## DIRECTIONS
Each line below is to be repeated exactly; any picture is to be left out.
[Opening DATA EXTRACT section]
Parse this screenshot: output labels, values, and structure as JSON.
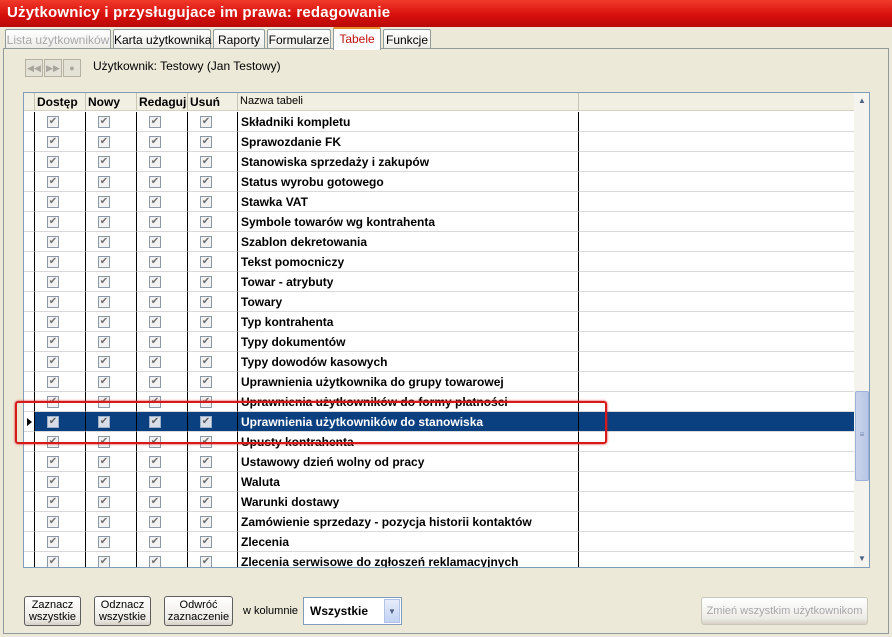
{
  "window": {
    "title": "Użytkownicy i przysługujace im prawa: redagowanie"
  },
  "tabs": [
    {
      "label": "Lista użytkowników",
      "disabled": true
    },
    {
      "label": "Karta użytkownika"
    },
    {
      "label": "Raporty"
    },
    {
      "label": "Formularze"
    },
    {
      "label": "Tabele",
      "active": true
    },
    {
      "label": "Funkcje"
    }
  ],
  "navigation": {
    "icons": [
      "rewind-icon",
      "fast-forward-icon",
      "record-icon"
    ]
  },
  "user_label": "Użytkownik: Testowy  (Jan Testowy)",
  "table": {
    "columns": [
      "Dostęp",
      "Nowy",
      "Redaguj",
      "Usuń",
      "Nazwa tabeli"
    ],
    "rows": [
      {
        "name": "Składniki kompletu"
      },
      {
        "name": "Sprawozdanie FK"
      },
      {
        "name": "Stanowiska sprzedaży i zakupów"
      },
      {
        "name": "Status wyrobu gotowego"
      },
      {
        "name": "Stawka VAT"
      },
      {
        "name": "Symbole towarów wg kontrahenta"
      },
      {
        "name": "Szablon dekretowania"
      },
      {
        "name": "Tekst pomocniczy"
      },
      {
        "name": "Towar - atrybuty"
      },
      {
        "name": "Towary"
      },
      {
        "name": "Typ kontrahenta"
      },
      {
        "name": "Typy dokumentów"
      },
      {
        "name": "Typy dowodów kasowych"
      },
      {
        "name": "Uprawnienia użytkownika do grupy towarowej"
      },
      {
        "name": "Uprawnienia użytkowników do formy płatności"
      },
      {
        "name": "Uprawnienia użytkowników do stanowiska",
        "selected": true
      },
      {
        "name": "Upusty kontrahenta"
      },
      {
        "name": "Ustawowy dzień wolny od pracy"
      },
      {
        "name": "Waluta"
      },
      {
        "name": "Warunki dostawy"
      },
      {
        "name": "Zamówienie sprzedazy - pozycja historii kontaktów"
      },
      {
        "name": "Zlecenia"
      },
      {
        "name": "Zlecenia serwisowe do zgłoszeń reklamacyjnych"
      }
    ],
    "checkbox_states": "all-checked"
  },
  "buttons": {
    "select_all": "Zaznacz wszystkie",
    "deselect_all": "Odznacz wszystkie",
    "invert_selection": "Odwróć zaznaczenie",
    "in_column_label": "w kolumnie",
    "column_select_value": "Wszystkie",
    "change_all_users": "Zmień wszystkim użytkownikom"
  },
  "colors": {
    "titlebar": "#d8100c",
    "selection": "#0a3f80",
    "active_tab_text": "#c0130f",
    "highlight_box": "#d61a1a"
  }
}
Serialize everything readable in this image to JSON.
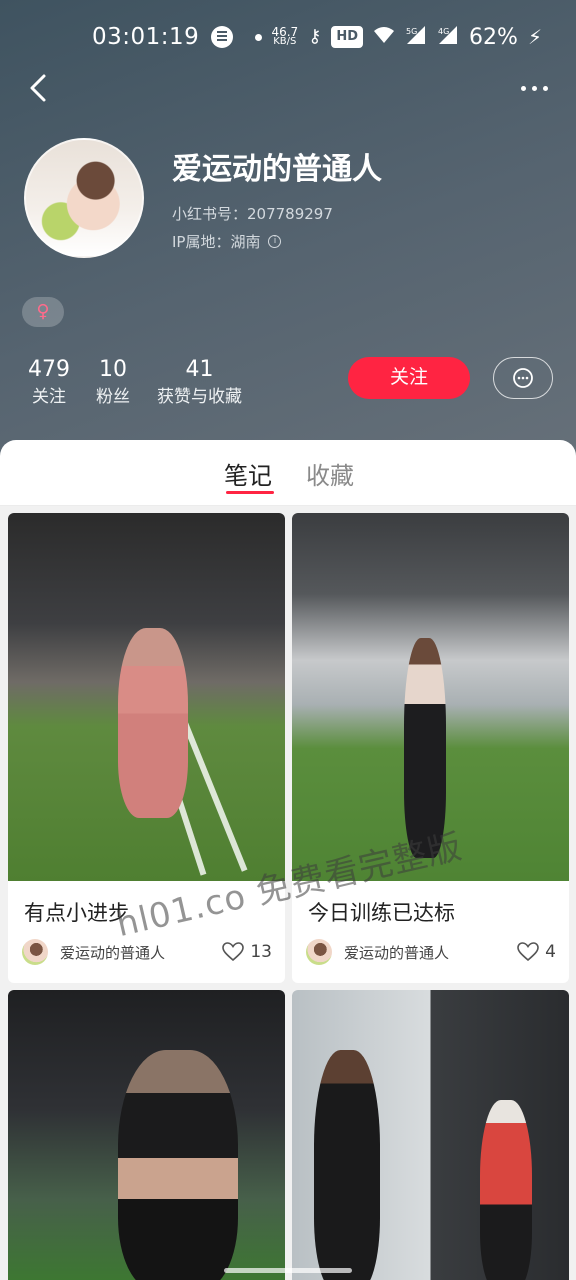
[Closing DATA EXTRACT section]
## ANSWER TO THE PROBLEM
Parse this screenshot: output labels, values, and structure as JSON.
{
  "window": {
    "title": "Użytkownicy i przysługujace im prawa: redagowanie"
  },
  "tabs": [
    {
      "label": "Lista użytkowników",
      "disabled": true
    },
    {
      "label": "Karta użytkownika"
    },
    {
      "label": "Raporty"
    },
    {
      "label": "Formularze"
    },
    {
      "label": "Tabele",
      "active": true
    },
    {
      "label": "Funkcje"
    }
  ],
  "navigation": {
    "icons": [
      "rewind-icon",
      "fast-forward-icon",
      "record-icon"
    ]
  },
  "user_label": "Użytkownik: Testowy  (Jan Testowy)",
  "table": {
    "columns": [
      "Dostęp",
      "Nowy",
      "Redaguj",
      "Usuń",
      "Nazwa tabeli"
    ],
    "rows": [
      {
        "name": "Składniki kompletu"
      },
      {
        "name": "Sprawozdanie FK"
      },
      {
        "name": "Stanowiska sprzedaży i zakupów"
      },
      {
        "name": "Status wyrobu gotowego"
      },
      {
        "name": "Stawka VAT"
      },
      {
        "name": "Symbole towarów wg kontrahenta"
      },
      {
        "name": "Szablon dekretowania"
      },
      {
        "name": "Tekst pomocniczy"
      },
      {
        "name": "Towar - atrybuty"
      },
      {
        "name": "Towary"
      },
      {
        "name": "Typ kontrahenta"
      },
      {
        "name": "Typy dokumentów"
      },
      {
        "name": "Typy dowodów kasowych"
      },
      {
        "name": "Uprawnienia użytkownika do grupy towarowej"
      },
      {
        "name": "Uprawnienia użytkowników do formy płatności"
      },
      {
        "name": "Uprawnienia użytkowników do stanowiska",
        "selected": true
      },
      {
        "name": "Upusty kontrahenta"
      },
      {
        "name": "Ustawowy dzień wolny od pracy"
      },
      {
        "name": "Waluta"
      },
      {
        "name": "Warunki dostawy"
      },
      {
        "name": "Zamówienie sprzedazy - pozycja historii kontaktów"
      },
      {
        "name": "Zlecenia"
      },
      {
        "name": "Zlecenia serwisowe do zgłoszeń reklamacyjnych"
      }
    ],
    "checkbox_states": "all-checked"
  },
  "buttons": {
    "select_all": "Zaznacz wszystkie",
    "deselect_all": "Odznacz wszystkie",
    "invert_selection": "Odwróć zaznaczenie",
    "in_column_label": "w kolumnie",
    "column_select_value": "Wszystkie",
    "change_all_users": "Zmień wszystkim użytkownikom"
  },
  "colors": {
    "titlebar": "#d8100c",
    "selection": "#0a3f80",
    "active_tab_text": "#c0130f",
    "highlight_box": "#d61a1a"
  }
}
Serialize everything readable in this image to JSON.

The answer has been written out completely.